Records supplied Block Start
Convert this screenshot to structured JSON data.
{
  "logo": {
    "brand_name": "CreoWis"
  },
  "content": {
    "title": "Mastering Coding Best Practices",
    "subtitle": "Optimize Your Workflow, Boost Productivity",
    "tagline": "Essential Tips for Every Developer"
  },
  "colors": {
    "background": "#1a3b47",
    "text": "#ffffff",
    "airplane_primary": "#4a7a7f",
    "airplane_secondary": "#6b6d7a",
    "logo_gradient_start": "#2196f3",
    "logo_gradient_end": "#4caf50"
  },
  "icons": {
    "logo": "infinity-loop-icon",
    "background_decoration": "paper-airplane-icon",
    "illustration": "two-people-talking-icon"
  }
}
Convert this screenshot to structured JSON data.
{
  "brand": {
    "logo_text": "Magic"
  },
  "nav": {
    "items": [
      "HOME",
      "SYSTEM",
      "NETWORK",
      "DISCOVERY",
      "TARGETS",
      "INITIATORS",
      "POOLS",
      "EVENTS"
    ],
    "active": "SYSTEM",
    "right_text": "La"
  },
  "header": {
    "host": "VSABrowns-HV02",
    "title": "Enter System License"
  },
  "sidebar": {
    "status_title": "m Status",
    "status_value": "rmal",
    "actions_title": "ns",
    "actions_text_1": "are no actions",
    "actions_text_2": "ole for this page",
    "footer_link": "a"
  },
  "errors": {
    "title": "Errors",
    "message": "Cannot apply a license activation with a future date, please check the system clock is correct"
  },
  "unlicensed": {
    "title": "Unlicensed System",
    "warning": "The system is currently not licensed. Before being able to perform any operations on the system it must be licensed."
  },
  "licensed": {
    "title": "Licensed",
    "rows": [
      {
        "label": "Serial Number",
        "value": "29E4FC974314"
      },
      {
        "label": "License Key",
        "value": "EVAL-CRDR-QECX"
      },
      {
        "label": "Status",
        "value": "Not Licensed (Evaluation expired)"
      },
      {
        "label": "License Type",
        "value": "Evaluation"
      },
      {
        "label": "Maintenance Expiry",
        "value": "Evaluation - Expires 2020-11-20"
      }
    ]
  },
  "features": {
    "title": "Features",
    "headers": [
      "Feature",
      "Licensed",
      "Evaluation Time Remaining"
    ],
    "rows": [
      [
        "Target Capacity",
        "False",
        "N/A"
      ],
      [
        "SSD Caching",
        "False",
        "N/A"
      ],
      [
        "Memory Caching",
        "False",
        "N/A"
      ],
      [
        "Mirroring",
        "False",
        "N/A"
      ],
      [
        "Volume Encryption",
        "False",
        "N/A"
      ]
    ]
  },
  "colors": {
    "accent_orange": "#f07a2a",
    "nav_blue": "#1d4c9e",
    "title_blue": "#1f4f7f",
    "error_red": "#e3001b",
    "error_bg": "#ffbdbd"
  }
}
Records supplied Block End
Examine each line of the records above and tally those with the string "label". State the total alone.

5